## [Action item]
Among the entries, find each line that includes the string "Number" and list it.

## [Input for this task]
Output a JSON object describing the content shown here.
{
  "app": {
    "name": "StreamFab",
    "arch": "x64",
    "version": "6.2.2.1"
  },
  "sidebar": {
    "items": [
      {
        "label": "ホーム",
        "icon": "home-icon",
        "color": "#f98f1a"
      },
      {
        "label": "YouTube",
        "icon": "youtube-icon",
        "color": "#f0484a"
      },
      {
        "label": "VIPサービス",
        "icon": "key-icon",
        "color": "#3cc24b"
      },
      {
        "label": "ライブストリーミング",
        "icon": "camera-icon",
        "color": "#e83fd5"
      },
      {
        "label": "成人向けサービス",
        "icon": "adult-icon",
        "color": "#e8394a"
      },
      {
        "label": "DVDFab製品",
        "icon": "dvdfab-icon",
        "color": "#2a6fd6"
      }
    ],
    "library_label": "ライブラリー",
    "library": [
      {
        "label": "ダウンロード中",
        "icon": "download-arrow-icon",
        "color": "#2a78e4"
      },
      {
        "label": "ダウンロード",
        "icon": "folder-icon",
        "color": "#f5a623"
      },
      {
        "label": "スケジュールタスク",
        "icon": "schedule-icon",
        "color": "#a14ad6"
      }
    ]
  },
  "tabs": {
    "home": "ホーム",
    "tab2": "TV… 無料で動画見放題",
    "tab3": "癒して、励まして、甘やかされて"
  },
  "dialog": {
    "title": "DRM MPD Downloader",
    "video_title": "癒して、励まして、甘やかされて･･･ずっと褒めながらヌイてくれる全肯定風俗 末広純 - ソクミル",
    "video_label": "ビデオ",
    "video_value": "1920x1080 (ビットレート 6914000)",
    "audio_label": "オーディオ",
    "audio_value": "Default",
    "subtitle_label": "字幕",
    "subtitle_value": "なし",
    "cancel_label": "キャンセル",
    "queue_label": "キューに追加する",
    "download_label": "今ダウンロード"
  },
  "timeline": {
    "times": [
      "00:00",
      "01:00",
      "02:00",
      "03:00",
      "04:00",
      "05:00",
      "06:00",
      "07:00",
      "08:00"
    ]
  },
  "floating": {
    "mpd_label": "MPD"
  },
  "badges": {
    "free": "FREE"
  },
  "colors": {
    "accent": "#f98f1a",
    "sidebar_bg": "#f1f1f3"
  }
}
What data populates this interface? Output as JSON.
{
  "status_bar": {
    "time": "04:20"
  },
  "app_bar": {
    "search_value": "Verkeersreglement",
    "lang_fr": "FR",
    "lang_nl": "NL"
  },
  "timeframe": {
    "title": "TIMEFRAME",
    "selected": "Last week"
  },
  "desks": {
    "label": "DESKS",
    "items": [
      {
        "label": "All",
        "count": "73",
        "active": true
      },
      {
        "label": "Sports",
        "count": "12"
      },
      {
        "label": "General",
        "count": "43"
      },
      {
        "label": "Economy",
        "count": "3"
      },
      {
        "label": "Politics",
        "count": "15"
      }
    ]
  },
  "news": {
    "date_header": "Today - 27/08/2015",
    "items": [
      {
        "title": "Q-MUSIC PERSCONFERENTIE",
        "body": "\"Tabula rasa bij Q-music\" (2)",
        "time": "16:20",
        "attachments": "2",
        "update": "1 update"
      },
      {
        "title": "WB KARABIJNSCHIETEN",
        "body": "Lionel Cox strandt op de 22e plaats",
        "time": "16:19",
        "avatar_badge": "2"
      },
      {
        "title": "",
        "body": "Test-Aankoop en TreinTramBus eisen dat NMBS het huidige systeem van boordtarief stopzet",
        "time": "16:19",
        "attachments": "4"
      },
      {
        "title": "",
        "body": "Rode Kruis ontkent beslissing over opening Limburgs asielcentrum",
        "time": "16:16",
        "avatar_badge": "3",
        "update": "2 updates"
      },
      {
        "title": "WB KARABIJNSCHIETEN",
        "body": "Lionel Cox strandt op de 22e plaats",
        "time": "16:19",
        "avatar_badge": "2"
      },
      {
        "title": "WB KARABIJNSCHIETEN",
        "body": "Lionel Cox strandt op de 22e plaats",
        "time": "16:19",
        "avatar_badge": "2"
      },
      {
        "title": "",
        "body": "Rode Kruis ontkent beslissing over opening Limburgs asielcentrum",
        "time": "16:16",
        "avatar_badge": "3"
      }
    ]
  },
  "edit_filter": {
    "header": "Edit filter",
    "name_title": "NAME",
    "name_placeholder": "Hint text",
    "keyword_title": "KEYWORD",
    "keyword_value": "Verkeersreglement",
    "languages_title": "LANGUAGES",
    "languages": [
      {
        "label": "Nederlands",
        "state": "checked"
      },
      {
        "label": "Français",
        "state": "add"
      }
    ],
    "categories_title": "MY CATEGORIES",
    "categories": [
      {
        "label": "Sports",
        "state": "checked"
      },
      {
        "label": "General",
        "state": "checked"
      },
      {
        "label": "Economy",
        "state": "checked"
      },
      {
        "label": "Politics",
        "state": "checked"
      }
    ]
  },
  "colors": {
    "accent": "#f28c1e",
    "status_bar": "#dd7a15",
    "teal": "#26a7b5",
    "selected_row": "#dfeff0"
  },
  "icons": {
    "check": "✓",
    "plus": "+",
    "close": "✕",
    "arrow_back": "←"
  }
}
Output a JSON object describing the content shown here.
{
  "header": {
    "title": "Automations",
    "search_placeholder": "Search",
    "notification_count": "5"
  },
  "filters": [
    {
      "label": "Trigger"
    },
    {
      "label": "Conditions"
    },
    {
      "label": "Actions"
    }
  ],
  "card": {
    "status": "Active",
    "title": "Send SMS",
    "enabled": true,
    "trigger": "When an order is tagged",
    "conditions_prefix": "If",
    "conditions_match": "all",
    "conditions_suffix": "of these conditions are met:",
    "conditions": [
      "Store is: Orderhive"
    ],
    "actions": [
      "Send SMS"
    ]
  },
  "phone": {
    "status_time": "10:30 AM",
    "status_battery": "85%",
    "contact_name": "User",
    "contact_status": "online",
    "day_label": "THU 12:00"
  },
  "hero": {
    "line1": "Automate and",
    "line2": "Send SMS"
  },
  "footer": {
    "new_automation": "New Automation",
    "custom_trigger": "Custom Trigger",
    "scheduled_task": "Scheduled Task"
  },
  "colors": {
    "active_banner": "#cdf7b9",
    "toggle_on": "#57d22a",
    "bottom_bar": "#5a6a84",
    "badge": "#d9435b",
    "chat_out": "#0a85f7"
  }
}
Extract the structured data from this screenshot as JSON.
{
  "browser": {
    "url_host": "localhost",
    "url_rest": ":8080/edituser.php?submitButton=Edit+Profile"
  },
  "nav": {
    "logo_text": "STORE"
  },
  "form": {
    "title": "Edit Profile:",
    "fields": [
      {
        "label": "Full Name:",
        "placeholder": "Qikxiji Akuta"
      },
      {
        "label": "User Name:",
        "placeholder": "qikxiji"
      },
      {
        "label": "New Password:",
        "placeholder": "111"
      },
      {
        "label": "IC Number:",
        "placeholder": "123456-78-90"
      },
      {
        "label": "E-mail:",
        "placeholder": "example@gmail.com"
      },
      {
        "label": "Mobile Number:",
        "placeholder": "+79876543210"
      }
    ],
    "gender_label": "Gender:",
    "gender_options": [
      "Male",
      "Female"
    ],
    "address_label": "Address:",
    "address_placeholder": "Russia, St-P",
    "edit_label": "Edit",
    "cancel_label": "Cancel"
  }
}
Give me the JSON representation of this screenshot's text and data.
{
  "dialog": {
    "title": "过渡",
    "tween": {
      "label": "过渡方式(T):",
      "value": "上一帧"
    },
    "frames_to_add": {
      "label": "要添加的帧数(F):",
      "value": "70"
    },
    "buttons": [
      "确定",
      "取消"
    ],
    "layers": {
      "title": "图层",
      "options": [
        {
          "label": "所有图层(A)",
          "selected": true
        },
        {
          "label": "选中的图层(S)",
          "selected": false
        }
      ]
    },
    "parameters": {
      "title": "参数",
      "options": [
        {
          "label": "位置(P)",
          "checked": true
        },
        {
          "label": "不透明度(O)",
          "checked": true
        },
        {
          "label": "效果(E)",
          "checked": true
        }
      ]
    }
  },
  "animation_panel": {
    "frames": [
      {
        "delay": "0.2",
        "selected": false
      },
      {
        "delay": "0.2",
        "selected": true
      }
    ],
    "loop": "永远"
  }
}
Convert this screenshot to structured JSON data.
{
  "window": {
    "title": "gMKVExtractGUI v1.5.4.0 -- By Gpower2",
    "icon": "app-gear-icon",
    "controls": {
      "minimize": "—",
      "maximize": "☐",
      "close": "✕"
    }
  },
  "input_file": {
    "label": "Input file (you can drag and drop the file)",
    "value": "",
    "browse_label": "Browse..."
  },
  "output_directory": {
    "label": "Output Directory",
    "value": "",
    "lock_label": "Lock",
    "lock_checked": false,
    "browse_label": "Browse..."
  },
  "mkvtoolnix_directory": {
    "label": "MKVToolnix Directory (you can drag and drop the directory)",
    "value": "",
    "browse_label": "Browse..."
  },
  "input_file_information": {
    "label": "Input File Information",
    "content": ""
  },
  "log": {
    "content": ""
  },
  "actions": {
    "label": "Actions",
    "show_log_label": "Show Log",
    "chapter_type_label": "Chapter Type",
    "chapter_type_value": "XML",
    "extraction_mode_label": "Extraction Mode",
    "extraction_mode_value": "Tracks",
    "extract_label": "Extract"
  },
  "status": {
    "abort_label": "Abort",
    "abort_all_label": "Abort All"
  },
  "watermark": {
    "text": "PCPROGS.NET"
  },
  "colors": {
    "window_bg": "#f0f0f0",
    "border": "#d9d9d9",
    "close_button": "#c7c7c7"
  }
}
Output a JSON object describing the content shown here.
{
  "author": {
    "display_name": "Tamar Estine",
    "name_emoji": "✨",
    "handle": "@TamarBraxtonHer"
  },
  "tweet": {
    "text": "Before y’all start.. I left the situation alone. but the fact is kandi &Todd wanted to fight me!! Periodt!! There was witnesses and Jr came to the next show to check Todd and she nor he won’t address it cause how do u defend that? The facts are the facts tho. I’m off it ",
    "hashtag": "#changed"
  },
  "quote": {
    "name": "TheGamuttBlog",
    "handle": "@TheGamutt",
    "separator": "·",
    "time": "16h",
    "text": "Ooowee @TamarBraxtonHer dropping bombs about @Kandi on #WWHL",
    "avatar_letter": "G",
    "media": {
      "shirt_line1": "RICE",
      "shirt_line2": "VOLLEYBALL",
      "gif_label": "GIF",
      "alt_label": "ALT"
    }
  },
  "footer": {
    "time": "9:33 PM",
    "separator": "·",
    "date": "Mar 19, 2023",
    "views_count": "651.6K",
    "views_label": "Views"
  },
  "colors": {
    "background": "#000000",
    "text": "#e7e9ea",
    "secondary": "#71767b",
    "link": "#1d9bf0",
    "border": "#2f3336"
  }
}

## [Result of this exercise]
        "label": "IC Number:",
        "label": "Mobile Number:",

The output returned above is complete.